When you think you’ve heard it all, remember that the cryptoverse is always out to surprise you in the least expected way. In an interview with news outlet Financial Times, the founder of failed initial coin offering (ICO) Sponsy blames it all on the nitpicky world of legalities and people wanting to see a working product before investing. Now, they have to sell their whole project and idea on eBay for the price of USD 60,000.
Lawyers Are a No-No If You Want to Raise Money… Or Something

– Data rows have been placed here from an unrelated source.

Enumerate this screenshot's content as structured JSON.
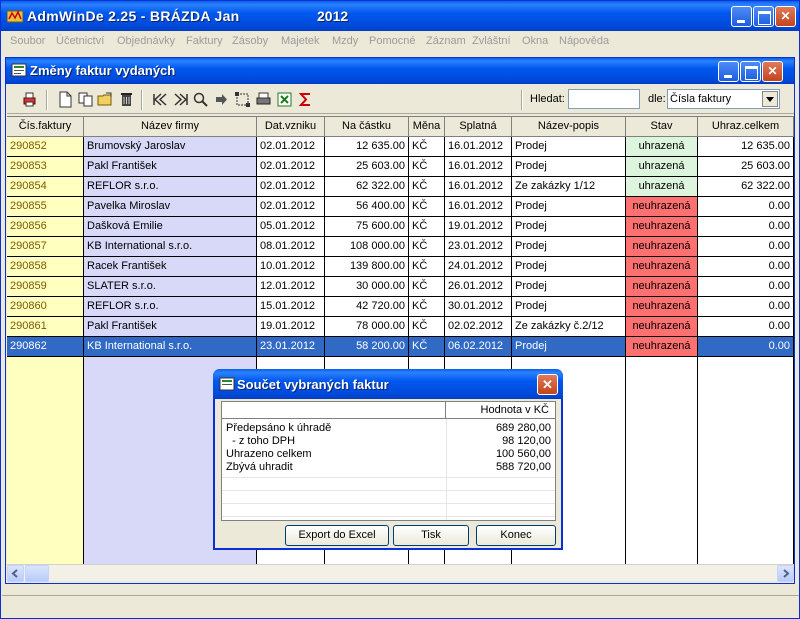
{
  "app": {
    "title": "AdmWinDe 2.25 - BRÁZDA Jan",
    "year": "2012"
  },
  "menu": [
    "Soubor",
    "Účetnictví",
    "Objednávky",
    "Faktury",
    "Zásoby",
    "Majetek",
    "Mzdy",
    "Pomocné",
    "Záznam",
    "Zvláštní",
    "Okna",
    "Nápověda"
  ],
  "child_window": {
    "title": "Změny faktur vydaných"
  },
  "toolbar": {
    "search_label": "Hledat:",
    "search_value": "",
    "by_label": "dle:",
    "by_value": "Čísla faktury",
    "icons": [
      "print-icon",
      "new-document-icon",
      "copy-icon",
      "open-folder-icon",
      "delete-icon",
      "first-record-icon",
      "last-record-icon",
      "find-icon",
      "next-icon",
      "select-icon",
      "print-list-icon",
      "excel-export-icon",
      "sum-icon"
    ]
  },
  "table": {
    "columns": [
      "Čís.faktury",
      "Název firmy",
      "Dat.vzniku",
      "Na částku",
      "Měna",
      "Splatná",
      "Název-popis",
      "Stav",
      "Uhraz.celkem"
    ],
    "rows": [
      [
        "290852",
        "Brumovský Jaroslav",
        "02.01.2012",
        "12 635.00",
        "KČ",
        "16.01.2012",
        "Prodej",
        "uhrazená",
        "12 635.00"
      ],
      [
        "290853",
        "Pakl František",
        "02.01.2012",
        "25 603.00",
        "KČ",
        "16.01.2012",
        "Prodej",
        "uhrazená",
        "25 603.00"
      ],
      [
        "290854",
        "REFLOR s.r.o.",
        "02.01.2012",
        "62 322.00",
        "KČ",
        "16.01.2012",
        "Ze zakázky 1/12",
        "uhrazená",
        "62 322.00"
      ],
      [
        "290855",
        "Pavelka Miroslav",
        "02.01.2012",
        "56 400.00",
        "KČ",
        "16.01.2012",
        "Prodej",
        "neuhrazená",
        "0.00"
      ],
      [
        "290856",
        "Dašková Emilie",
        "05.01.2012",
        "75 600.00",
        "KČ",
        "19.01.2012",
        "Prodej",
        "neuhrazená",
        "0.00"
      ],
      [
        "290857",
        "KB International s.r.o.",
        "08.01.2012",
        "108 000.00",
        "KČ",
        "23.01.2012",
        "Prodej",
        "neuhrazená",
        "0.00"
      ],
      [
        "290858",
        "Racek František",
        "10.01.2012",
        "139 800.00",
        "KČ",
        "24.01.2012",
        "Prodej",
        "neuhrazená",
        "0.00"
      ],
      [
        "290859",
        "SLATER s.r.o.",
        "12.01.2012",
        "30 000.00",
        "KČ",
        "26.01.2012",
        "Prodej",
        "neuhrazená",
        "0.00"
      ],
      [
        "290860",
        "REFLOR s.r.o.",
        "15.01.2012",
        "42 720.00",
        "KČ",
        "30.01.2012",
        "Prodej",
        "neuhrazená",
        "0.00"
      ],
      [
        "290861",
        "Pakl František",
        "19.01.2012",
        "78 000.00",
        "KČ",
        "02.02.2012",
        "Ze zakázky č.2/12",
        "neuhrazená",
        "0.00"
      ],
      [
        "290862",
        "KB International s.r.o.",
        "23.01.2012",
        "58 200.00",
        "KČ",
        "06.02.2012",
        "Prodej",
        "neuhrazená",
        "0.00"
      ]
    ],
    "selected_row": 10
  },
  "dialog": {
    "title": "Součet vybraných faktur",
    "value_header": "Hodnota v KČ",
    "rows": [
      {
        "label": "Předepsáno k úhradě",
        "value": "689 280,00"
      },
      {
        "label": "  - z toho DPH",
        "value": "98 120,00"
      },
      {
        "label": "Uhrazeno celkem",
        "value": "100 560,00"
      },
      {
        "label": "Zbývá uhradit",
        "value": "588 720,00"
      }
    ],
    "buttons": {
      "export": "Export do Excel",
      "print": "Tisk",
      "close": "Konec"
    }
  },
  "colors": {
    "titlebar": "#0058ee",
    "paid": "#ddf5dd",
    "unpaid": "#ff7070",
    "selection": "#316ac5",
    "invoice_col": "#ffffc0",
    "name_col": "#d8d8f8"
  }
}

If you think this is the weirdest thing you’ve heard - and if you still can’t wrap your head around it - you’re in for a treat, because that’s far from the only strange thing you’ll read today. When Financial Times talked to Ivan Komar, Belarus-based founder of now-defunct blockchain platform that was going to help sponsors engage with their clients, he pinpointed the exact place they went wrong and never sold a single token: “We hired a lawyer and that was a big mistake for us. Because our lawyer basically told us that we should not launch any ICO before we built a real product that might have some users. And I asked him why, because I saw so many ICOs out there who did not have any idea for any product, yet they managed to raise tens of millions of dollars.”

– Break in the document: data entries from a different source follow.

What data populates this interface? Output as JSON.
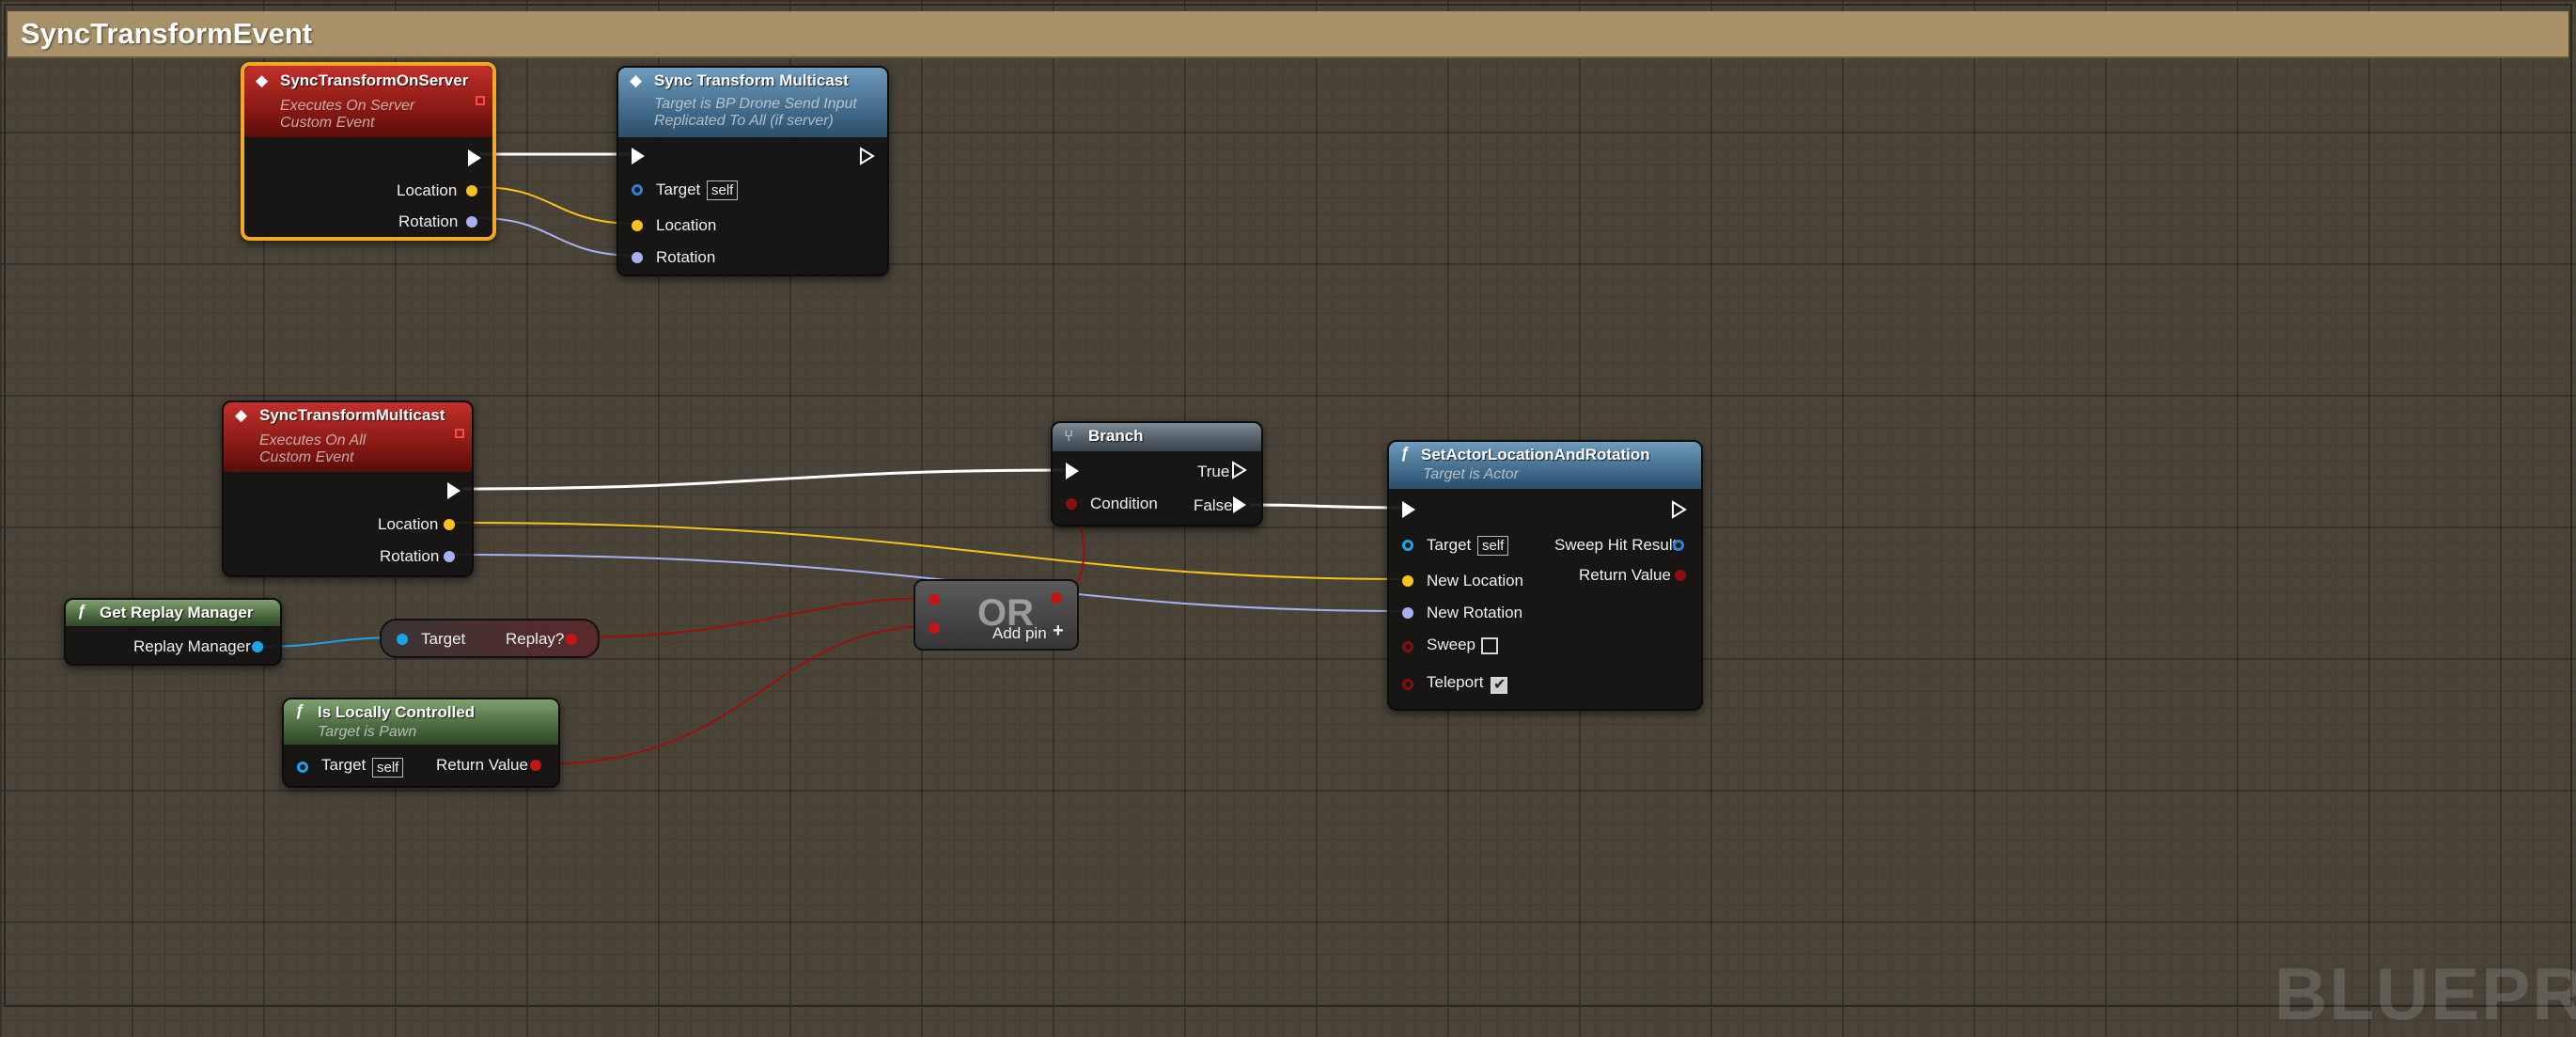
{
  "comment": {
    "title": "SyncTransformEvent"
  },
  "watermark": "BLUEPRI",
  "nodes": {
    "sync_on_server": {
      "title": "SyncTransformOnServer",
      "subtitle1": "Executes On Server",
      "subtitle2": "Custom Event",
      "pins": {
        "location": "Location",
        "rotation": "Rotation"
      }
    },
    "sync_multicast_call": {
      "title": "Sync Transform Multicast",
      "subtitle1": "Target is BP Drone Send Input",
      "subtitle2": "Replicated To All (if server)",
      "pins": {
        "target": "Target",
        "target_default": "self",
        "location": "Location",
        "rotation": "Rotation"
      }
    },
    "sync_multicast_event": {
      "title": "SyncTransformMulticast",
      "subtitle1": "Executes On All",
      "subtitle2": "Custom Event",
      "pins": {
        "location": "Location",
        "rotation": "Rotation"
      }
    },
    "branch": {
      "title": "Branch",
      "pins": {
        "condition": "Condition",
        "true": "True",
        "false": "False"
      }
    },
    "set_actor": {
      "title": "SetActorLocationAndRotation",
      "subtitle1": "Target is Actor",
      "pins": {
        "target": "Target",
        "target_default": "self",
        "new_location": "New Location",
        "new_rotation": "New Rotation",
        "sweep": "Sweep",
        "teleport": "Teleport",
        "sweep_hit_result": "Sweep Hit Result",
        "return_value": "Return Value"
      },
      "sweep_checked": false,
      "teleport_checked": true
    },
    "get_replay_manager": {
      "title": "Get Replay Manager",
      "pins": {
        "replay_manager": "Replay Manager"
      }
    },
    "replay_var": {
      "pins": {
        "target": "Target",
        "replay": "Replay?"
      }
    },
    "or_node": {
      "title": "OR",
      "add_pin": "Add pin"
    },
    "is_locally_controlled": {
      "title": "Is Locally Controlled",
      "subtitle1": "Target is Pawn",
      "pins": {
        "target": "Target",
        "target_default": "self",
        "return_value": "Return Value"
      }
    }
  },
  "colors": {
    "exec_wire": "#ffffff",
    "location_wire": "#f7c21a",
    "rotation_wire": "#a7b0f2",
    "object_wire": "#19a6e8",
    "bool_wire": "#9a0f0f",
    "selection": "#f5a623"
  },
  "icons": {
    "event": "event-diamond-icon",
    "function": "function-f-icon",
    "branch": "branch-icon",
    "add": "plus-icon"
  }
}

This cardinal sin is what they would attempt to evade, if they could go back in time and start it all over again, because had they attempted to start the ICO two years ago - at Komar’s age of 19 - the “crypto craze bandwagon” would’ve been enough to propel them into the stratosphere. Due to their lawyer’s advice, however, they waited until the summer of 2018 and that was their biggest mistake. They wouldn’t have tried to have a working product first, he says, instead they’d have gone for an ICO as soon as possible since that’s “exactly what others were doing.” Alas, it was not meant to be.

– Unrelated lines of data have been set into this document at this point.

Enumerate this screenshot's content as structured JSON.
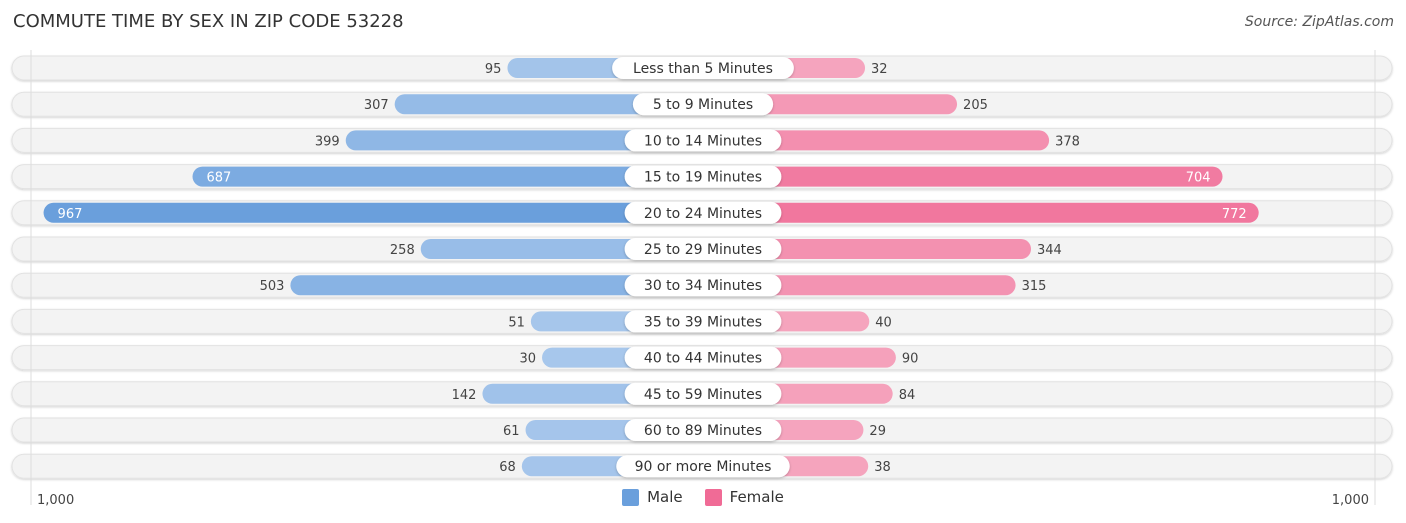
{
  "title": "COMMUTE TIME BY SEX IN ZIP CODE 53228",
  "source": "Source: ZipAtlas.com",
  "colors": {
    "male": "#6a9fdc",
    "male_light": "#a9c8ec",
    "female": "#f06b96",
    "female_light": "#f5a6bf"
  },
  "legend": {
    "male": "Male",
    "female": "Female"
  },
  "axis": {
    "left_label": "1,000",
    "right_label": "1,000"
  },
  "chart_data": {
    "type": "bar",
    "orientation": "horizontal-diverging",
    "title": "COMMUTE TIME BY SEX IN ZIP CODE 53228",
    "categories": [
      "Less than 5 Minutes",
      "5 to 9 Minutes",
      "10 to 14 Minutes",
      "15 to 19 Minutes",
      "20 to 24 Minutes",
      "25 to 29 Minutes",
      "30 to 34 Minutes",
      "35 to 39 Minutes",
      "40 to 44 Minutes",
      "45 to 59 Minutes",
      "60 to 89 Minutes",
      "90 or more Minutes"
    ],
    "series": [
      {
        "name": "Male",
        "values": [
          95,
          307,
          399,
          687,
          967,
          258,
          503,
          51,
          30,
          142,
          61,
          68
        ]
      },
      {
        "name": "Female",
        "values": [
          32,
          205,
          378,
          704,
          772,
          344,
          315,
          40,
          90,
          84,
          29,
          38
        ]
      }
    ],
    "xlim": [
      -1000,
      1000
    ],
    "legend_position": "bottom-center",
    "grid": false
  }
}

The Tragic Ending that Saw Sponsy in a Graveyard… on eBay
Now that the potential millions of dollars that people were just begging to give to them and their project are out of the question, they’re hoping to settle for a mere five-digit amount through online marketplace eBay - going even further to prove that you can list pretty much anything for sale there. USD 60,000 is a steal for such a project, Komar argued to news outlet Zero Hedge, adding that it is worth at least USD 200,000. “Sponsy Blockchain Project For Sale (mobile app, web app, MVP developed)” reads the somewhat sad listing that currently has no bids and no watchers with only three days left.
Although not mentioned in the title, the package also contains a “full set of investment documents” that are “designed and approved by investment bankers.” Which ones, you may ask? Komar, shockingly, reveals: “‘Approved’ might be a huge word for it. It might be some kind of exaggeration. We did have a law firm based in the UK that ran some sort of audit of our project, and it ranked it, and the rank that we got was pretty high and the risk we got was pretty low. This was an audit by a British firm. This couldn’t be called a fully fledged investment banking audit, it’s just some firm that was considering investing in crypto.”
But blockchain is the new solution for everything!
Maybe… but not for Sponsy. As Komar admits to Zero Hedge, the project never even needed blockchain to work. “The core business model would run just as well in the centralised world without any tokens or crypto or blockchain... They can easily eliminate the crypto functionality out of this. The core component is a platform — it doesn’t require any crypto or blockchain component to work. Just a typical, centralised server.”
The situation brings both the cryptoverse and haters together through laughter
No matter how much you’d defend blockchain and crypto, even to death, you probably can’t help but realize the absurdity of the situation. You’re not the only one there. “‘We hired a lawyer and that was a big mistake for us.’ - The Onion [an American satirical website] could not have come up with a better quote to summarize the ICO craze,” reads one comment on the Financial Times piece. Others remember that April 1st is less than a week away: “For a minute I thought you'd posted a week early. Just the name 'Sponsy' on its own is priceless!” writes another poster.
And, to summarize the silliness, another commenter says, “I am sorely tempted to offer him ten shekels, solely to excite Mr Komar's wrath. On the other hand, he might accept that offer, leaving me a tiny bit poorer.”